(Listed records)

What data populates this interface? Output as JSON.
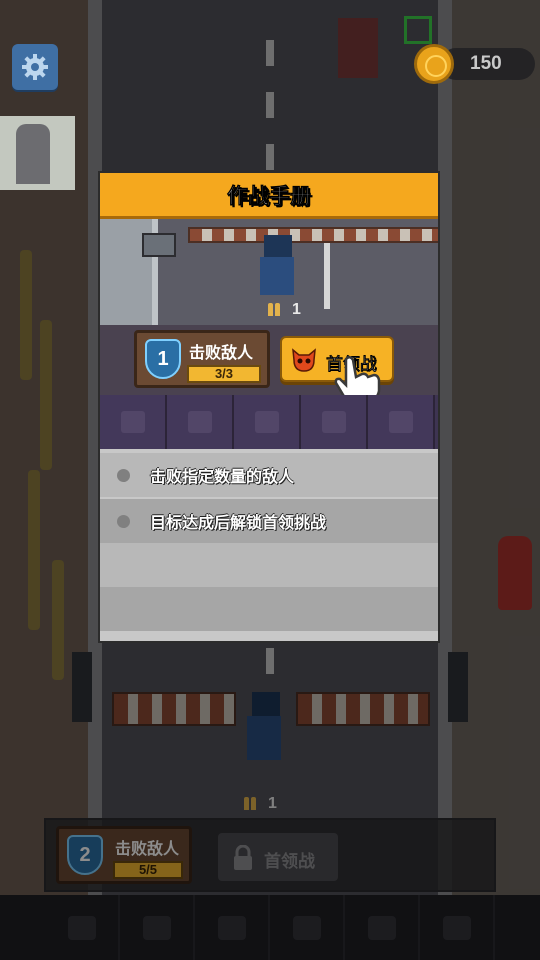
{
  "hud": {
    "coins": "150"
  },
  "dialog": {
    "title": "作战手册",
    "preview": {
      "ammo_count": "1",
      "task": {
        "level": "1",
        "title": "击败敌人",
        "progress": "3/3"
      },
      "boss_button_label": "首领战"
    },
    "rules": [
      "击败指定数量的敌人",
      "目标达成后解锁首领挑战"
    ]
  },
  "game": {
    "ammo_count": "1",
    "task": {
      "level": "2",
      "title": "击败敌人",
      "progress": "5/5"
    },
    "boss_button_label": "首领战"
  },
  "colors": {
    "header_orange": "#f5a81e",
    "progress_yellow": "#f2b731",
    "shield_blue": "#2a6fa5"
  }
}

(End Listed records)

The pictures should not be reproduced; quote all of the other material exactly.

**Worked solution**
What data populates this interface? Output as JSON.
{
  "hud": {
    "coins": "150"
  },
  "dialog": {
    "title": "作战手册",
    "preview": {
      "ammo_count": "1",
      "task": {
        "level": "1",
        "title": "击败敌人",
        "progress": "3/3"
      },
      "boss_button_label": "首领战"
    },
    "rules": [
      "击败指定数量的敌人",
      "目标达成后解锁首领挑战"
    ]
  },
  "game": {
    "ammo_count": "1",
    "task": {
      "level": "2",
      "title": "击败敌人",
      "progress": "5/5"
    },
    "boss_button_label": "首领战"
  },
  "colors": {
    "header_orange": "#f5a81e",
    "progress_yellow": "#f2b731",
    "shield_blue": "#2a6fa5"
  }
}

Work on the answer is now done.